• _What you are asked to do_
Every line containing the string "JSON" is to be copied from the records.

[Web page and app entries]
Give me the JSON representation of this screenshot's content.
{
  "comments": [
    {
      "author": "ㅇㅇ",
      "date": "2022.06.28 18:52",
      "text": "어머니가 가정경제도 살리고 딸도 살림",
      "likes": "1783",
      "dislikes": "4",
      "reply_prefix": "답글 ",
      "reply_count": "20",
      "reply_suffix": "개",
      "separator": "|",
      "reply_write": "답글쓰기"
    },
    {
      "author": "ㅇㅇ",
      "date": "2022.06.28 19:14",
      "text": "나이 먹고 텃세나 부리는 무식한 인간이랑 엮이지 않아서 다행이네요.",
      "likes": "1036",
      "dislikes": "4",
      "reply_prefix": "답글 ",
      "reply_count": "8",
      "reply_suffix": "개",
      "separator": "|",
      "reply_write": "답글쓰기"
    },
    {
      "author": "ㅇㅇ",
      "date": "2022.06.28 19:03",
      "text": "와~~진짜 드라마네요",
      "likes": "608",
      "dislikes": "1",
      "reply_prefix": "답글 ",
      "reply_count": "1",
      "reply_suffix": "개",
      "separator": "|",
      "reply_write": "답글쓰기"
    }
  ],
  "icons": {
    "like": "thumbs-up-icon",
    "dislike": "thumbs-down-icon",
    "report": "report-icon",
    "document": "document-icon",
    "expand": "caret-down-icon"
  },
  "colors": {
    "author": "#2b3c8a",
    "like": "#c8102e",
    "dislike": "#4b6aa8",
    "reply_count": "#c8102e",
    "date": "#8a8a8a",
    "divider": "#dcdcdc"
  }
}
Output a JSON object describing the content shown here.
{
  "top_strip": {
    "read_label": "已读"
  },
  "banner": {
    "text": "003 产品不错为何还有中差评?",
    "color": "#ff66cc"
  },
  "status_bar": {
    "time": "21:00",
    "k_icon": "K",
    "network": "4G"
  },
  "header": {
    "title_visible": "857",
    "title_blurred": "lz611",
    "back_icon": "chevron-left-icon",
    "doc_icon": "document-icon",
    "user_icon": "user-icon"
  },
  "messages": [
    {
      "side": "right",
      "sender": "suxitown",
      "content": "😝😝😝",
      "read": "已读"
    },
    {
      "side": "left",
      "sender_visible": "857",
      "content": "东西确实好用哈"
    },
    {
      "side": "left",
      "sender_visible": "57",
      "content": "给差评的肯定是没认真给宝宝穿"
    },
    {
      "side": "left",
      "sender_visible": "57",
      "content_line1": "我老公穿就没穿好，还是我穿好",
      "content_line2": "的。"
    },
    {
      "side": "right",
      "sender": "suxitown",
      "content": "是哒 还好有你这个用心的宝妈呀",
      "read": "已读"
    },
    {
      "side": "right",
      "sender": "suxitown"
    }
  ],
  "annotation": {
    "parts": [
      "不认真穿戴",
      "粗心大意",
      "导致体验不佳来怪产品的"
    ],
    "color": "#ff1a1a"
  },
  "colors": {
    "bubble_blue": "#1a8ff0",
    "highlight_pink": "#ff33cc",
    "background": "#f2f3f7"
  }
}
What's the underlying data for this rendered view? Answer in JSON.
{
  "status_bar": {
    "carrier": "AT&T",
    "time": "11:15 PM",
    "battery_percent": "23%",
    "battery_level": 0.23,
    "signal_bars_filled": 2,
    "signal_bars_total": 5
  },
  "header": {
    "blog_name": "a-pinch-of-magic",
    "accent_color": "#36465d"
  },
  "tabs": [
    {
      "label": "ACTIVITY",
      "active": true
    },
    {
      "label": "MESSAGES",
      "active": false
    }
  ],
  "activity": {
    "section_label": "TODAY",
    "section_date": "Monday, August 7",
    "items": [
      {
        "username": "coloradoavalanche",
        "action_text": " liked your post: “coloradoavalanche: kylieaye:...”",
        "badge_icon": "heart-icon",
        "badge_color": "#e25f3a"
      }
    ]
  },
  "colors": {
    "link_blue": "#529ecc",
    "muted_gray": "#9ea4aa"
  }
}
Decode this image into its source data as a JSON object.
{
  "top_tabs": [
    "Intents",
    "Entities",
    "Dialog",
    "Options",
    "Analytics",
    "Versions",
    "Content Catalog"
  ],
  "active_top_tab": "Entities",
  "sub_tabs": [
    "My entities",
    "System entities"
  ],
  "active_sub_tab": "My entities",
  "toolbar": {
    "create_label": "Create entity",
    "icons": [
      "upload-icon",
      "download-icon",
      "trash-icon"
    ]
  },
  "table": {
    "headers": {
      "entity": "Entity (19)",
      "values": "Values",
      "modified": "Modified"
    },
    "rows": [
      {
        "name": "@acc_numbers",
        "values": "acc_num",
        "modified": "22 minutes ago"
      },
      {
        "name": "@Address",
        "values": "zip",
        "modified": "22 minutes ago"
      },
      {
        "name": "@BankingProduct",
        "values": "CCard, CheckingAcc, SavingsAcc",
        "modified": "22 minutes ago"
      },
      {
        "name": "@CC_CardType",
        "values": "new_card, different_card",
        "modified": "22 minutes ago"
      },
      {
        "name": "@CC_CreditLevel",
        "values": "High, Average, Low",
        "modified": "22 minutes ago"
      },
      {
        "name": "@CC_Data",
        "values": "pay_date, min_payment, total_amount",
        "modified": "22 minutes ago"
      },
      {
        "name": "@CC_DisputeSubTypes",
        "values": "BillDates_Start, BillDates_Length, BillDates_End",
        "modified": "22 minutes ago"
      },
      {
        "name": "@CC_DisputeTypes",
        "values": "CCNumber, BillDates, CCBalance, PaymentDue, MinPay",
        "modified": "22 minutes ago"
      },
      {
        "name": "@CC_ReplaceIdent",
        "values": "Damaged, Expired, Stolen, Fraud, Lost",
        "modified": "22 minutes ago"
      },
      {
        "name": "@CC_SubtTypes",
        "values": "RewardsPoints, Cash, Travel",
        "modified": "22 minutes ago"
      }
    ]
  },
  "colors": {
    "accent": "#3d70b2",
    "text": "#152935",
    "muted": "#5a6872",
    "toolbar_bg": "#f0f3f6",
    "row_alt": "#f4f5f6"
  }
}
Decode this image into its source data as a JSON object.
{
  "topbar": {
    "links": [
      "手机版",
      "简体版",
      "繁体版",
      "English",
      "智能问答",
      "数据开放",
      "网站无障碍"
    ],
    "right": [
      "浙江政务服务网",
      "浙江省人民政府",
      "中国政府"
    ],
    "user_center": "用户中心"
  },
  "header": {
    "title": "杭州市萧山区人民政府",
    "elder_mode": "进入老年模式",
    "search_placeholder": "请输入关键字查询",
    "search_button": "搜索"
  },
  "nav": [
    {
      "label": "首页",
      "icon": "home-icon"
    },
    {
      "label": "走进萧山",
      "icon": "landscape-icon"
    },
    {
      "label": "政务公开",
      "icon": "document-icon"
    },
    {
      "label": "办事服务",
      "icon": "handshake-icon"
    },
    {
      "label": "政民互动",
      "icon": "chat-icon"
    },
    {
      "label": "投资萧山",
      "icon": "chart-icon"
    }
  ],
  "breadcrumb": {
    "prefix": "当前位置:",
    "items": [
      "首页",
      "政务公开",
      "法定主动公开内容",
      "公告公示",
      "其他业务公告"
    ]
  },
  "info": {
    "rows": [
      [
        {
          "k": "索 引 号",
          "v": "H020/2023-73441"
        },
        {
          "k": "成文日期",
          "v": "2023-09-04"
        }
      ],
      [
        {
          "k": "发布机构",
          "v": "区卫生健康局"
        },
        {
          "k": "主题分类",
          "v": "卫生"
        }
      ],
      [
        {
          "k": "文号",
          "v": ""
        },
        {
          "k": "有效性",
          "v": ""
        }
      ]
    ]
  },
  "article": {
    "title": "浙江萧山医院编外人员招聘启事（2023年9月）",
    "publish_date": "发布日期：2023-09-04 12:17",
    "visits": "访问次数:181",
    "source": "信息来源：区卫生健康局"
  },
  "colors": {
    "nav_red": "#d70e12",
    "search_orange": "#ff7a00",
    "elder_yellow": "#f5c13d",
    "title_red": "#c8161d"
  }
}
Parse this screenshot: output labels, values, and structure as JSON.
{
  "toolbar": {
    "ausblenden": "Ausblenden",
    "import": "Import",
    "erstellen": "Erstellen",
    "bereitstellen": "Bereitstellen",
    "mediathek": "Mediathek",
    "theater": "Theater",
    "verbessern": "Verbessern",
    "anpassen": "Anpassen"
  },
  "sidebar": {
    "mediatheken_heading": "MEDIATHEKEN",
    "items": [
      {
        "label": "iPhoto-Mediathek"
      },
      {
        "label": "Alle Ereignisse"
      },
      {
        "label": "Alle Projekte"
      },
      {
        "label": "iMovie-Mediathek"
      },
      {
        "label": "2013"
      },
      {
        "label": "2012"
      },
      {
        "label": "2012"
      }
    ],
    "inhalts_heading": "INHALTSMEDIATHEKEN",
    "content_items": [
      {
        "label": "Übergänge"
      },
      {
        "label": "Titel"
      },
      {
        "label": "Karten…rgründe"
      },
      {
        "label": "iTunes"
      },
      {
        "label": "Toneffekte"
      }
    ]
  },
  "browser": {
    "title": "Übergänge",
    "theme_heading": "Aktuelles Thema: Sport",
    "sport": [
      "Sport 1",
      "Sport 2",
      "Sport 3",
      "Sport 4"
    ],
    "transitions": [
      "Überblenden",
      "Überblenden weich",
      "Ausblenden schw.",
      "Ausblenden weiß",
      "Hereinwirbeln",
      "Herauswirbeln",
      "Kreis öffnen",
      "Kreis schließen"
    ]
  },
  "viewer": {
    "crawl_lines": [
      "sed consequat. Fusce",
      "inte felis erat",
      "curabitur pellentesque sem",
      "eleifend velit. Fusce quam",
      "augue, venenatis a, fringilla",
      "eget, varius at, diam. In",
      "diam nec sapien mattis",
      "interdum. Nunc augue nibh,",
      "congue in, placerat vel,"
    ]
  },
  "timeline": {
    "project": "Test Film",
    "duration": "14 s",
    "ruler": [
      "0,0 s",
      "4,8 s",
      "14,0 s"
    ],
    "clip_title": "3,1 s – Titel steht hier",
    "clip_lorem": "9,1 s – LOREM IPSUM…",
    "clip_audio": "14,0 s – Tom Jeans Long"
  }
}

• _Answer space_
Give me the JSON representation of this screenshot's content.
Output a JSON object describing the content shown here.
What's the underlying data for this rendered view? Answer in JSON.
Decode this image into its source data as a JSON object.
Decode this image into its source data as a JSON object.
Parse this screenshot: output labels, values, and structure as JSON.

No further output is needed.